_What you will do_:
Without including any pictures, copy each entry below exactly.

_Data for the task_:
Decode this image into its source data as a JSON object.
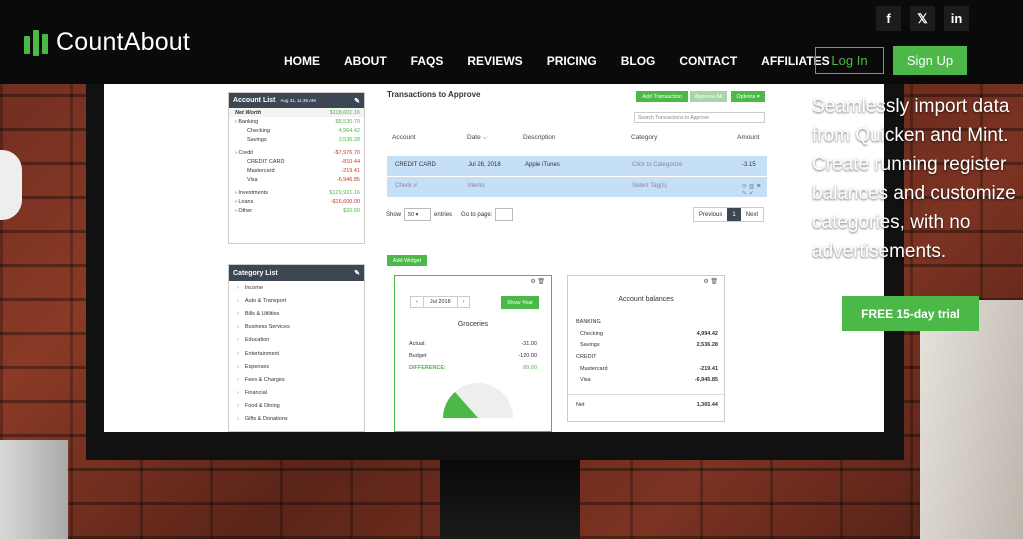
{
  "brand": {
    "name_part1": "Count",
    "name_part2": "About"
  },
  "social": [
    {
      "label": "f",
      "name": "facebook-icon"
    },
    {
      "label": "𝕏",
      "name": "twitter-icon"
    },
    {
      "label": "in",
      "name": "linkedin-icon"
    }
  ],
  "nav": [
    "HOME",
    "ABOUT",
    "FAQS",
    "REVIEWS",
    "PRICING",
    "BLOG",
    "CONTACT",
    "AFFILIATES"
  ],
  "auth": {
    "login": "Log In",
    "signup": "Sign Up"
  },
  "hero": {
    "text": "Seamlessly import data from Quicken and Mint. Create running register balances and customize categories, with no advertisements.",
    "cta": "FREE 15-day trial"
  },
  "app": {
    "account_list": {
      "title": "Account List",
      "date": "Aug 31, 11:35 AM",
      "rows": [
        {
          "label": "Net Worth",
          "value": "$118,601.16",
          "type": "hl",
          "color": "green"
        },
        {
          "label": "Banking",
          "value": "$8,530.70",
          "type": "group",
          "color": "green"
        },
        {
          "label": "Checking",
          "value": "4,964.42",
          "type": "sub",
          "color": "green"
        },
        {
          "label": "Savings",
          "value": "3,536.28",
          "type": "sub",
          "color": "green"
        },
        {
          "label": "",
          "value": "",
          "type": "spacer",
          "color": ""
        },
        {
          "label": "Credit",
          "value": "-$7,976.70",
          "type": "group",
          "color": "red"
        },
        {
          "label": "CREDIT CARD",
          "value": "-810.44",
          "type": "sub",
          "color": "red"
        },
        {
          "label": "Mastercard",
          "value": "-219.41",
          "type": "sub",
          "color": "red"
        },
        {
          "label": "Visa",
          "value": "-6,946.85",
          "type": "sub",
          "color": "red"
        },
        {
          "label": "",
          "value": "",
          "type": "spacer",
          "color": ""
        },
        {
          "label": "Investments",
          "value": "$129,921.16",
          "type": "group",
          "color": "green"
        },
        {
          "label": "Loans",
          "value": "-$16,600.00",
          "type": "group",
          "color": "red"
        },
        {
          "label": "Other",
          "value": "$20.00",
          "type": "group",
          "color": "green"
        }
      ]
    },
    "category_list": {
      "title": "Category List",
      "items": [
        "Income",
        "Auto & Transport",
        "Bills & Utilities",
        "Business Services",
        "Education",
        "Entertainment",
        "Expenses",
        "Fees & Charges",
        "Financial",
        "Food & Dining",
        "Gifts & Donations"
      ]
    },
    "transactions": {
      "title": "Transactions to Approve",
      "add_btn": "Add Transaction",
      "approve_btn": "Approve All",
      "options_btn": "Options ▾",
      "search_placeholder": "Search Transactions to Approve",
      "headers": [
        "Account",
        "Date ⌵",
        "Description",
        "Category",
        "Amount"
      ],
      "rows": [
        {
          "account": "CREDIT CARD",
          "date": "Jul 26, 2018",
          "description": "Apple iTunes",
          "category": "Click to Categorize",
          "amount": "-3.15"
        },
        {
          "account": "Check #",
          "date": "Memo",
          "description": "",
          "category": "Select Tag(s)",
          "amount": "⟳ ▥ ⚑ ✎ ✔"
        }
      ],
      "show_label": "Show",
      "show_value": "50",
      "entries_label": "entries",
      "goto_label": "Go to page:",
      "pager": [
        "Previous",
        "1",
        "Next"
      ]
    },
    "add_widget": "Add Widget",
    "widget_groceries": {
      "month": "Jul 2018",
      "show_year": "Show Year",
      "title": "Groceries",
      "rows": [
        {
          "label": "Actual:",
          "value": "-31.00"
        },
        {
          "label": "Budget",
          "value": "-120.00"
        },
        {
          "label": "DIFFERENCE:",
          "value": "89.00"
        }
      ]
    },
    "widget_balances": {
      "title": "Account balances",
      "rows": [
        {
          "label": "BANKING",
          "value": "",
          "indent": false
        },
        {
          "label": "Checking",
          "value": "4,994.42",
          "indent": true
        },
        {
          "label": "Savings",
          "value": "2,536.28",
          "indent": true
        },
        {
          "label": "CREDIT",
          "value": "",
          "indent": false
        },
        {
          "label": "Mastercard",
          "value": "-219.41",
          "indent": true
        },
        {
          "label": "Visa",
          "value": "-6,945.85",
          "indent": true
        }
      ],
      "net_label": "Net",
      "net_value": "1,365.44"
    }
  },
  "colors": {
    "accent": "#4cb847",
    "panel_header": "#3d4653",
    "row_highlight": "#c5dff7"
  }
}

_Answer area_:
Decode this image into its source data as a JSON object.
{
  "brand": {
    "name_part1": "Count",
    "name_part2": "About"
  },
  "social": [
    {
      "label": "f",
      "name": "facebook-icon"
    },
    {
      "label": "𝕏",
      "name": "twitter-icon"
    },
    {
      "label": "in",
      "name": "linkedin-icon"
    }
  ],
  "nav": [
    "HOME",
    "ABOUT",
    "FAQS",
    "REVIEWS",
    "PRICING",
    "BLOG",
    "CONTACT",
    "AFFILIATES"
  ],
  "auth": {
    "login": "Log In",
    "signup": "Sign Up"
  },
  "hero": {
    "text": "Seamlessly import data from Quicken and Mint. Create running register balances and customize categories, with no advertisements.",
    "cta": "FREE 15-day trial"
  },
  "app": {
    "account_list": {
      "title": "Account List",
      "date": "Aug 31, 11:35 AM",
      "rows": [
        {
          "label": "Net Worth",
          "value": "$118,601.16",
          "type": "hl",
          "color": "green"
        },
        {
          "label": "Banking",
          "value": "$8,530.70",
          "type": "group",
          "color": "green"
        },
        {
          "label": "Checking",
          "value": "4,964.42",
          "type": "sub",
          "color": "green"
        },
        {
          "label": "Savings",
          "value": "3,536.28",
          "type": "sub",
          "color": "green"
        },
        {
          "label": "",
          "value": "",
          "type": "spacer",
          "color": ""
        },
        {
          "label": "Credit",
          "value": "-$7,976.70",
          "type": "group",
          "color": "red"
        },
        {
          "label": "CREDIT CARD",
          "value": "-810.44",
          "type": "sub",
          "color": "red"
        },
        {
          "label": "Mastercard",
          "value": "-219.41",
          "type": "sub",
          "color": "red"
        },
        {
          "label": "Visa",
          "value": "-6,946.85",
          "type": "sub",
          "color": "red"
        },
        {
          "label": "",
          "value": "",
          "type": "spacer",
          "color": ""
        },
        {
          "label": "Investments",
          "value": "$129,921.16",
          "type": "group",
          "color": "green"
        },
        {
          "label": "Loans",
          "value": "-$16,600.00",
          "type": "group",
          "color": "red"
        },
        {
          "label": "Other",
          "value": "$20.00",
          "type": "group",
          "color": "green"
        }
      ]
    },
    "category_list": {
      "title": "Category List",
      "items": [
        "Income",
        "Auto & Transport",
        "Bills & Utilities",
        "Business Services",
        "Education",
        "Entertainment",
        "Expenses",
        "Fees & Charges",
        "Financial",
        "Food & Dining",
        "Gifts & Donations"
      ]
    },
    "transactions": {
      "title": "Transactions to Approve",
      "add_btn": "Add Transaction",
      "approve_btn": "Approve All",
      "options_btn": "Options ▾",
      "search_placeholder": "Search Transactions to Approve",
      "headers": [
        "Account",
        "Date ⌵",
        "Description",
        "Category",
        "Amount"
      ],
      "rows": [
        {
          "account": "CREDIT CARD",
          "date": "Jul 26, 2018",
          "description": "Apple iTunes",
          "category": "Click to Categorize",
          "amount": "-3.15"
        },
        {
          "account": "Check #",
          "date": "Memo",
          "description": "",
          "category": "Select Tag(s)",
          "amount": "⟳ ▥ ⚑ ✎ ✔"
        }
      ],
      "show_label": "Show",
      "show_value": "50",
      "entries_label": "entries",
      "goto_label": "Go to page:",
      "pager": [
        "Previous",
        "1",
        "Next"
      ]
    },
    "add_widget": "Add Widget",
    "widget_groceries": {
      "month": "Jul 2018",
      "show_year": "Show Year",
      "title": "Groceries",
      "rows": [
        {
          "label": "Actual:",
          "value": "-31.00"
        },
        {
          "label": "Budget",
          "value": "-120.00"
        },
        {
          "label": "DIFFERENCE:",
          "value": "89.00"
        }
      ]
    },
    "widget_balances": {
      "title": "Account balances",
      "rows": [
        {
          "label": "BANKING",
          "value": "",
          "indent": false
        },
        {
          "label": "Checking",
          "value": "4,994.42",
          "indent": true
        },
        {
          "label": "Savings",
          "value": "2,536.28",
          "indent": true
        },
        {
          "label": "CREDIT",
          "value": "",
          "indent": false
        },
        {
          "label": "Mastercard",
          "value": "-219.41",
          "indent": true
        },
        {
          "label": "Visa",
          "value": "-6,945.85",
          "indent": true
        }
      ],
      "net_label": "Net",
      "net_value": "1,365.44"
    }
  },
  "colors": {
    "accent": "#4cb847",
    "panel_header": "#3d4653",
    "row_highlight": "#c5dff7"
  }
}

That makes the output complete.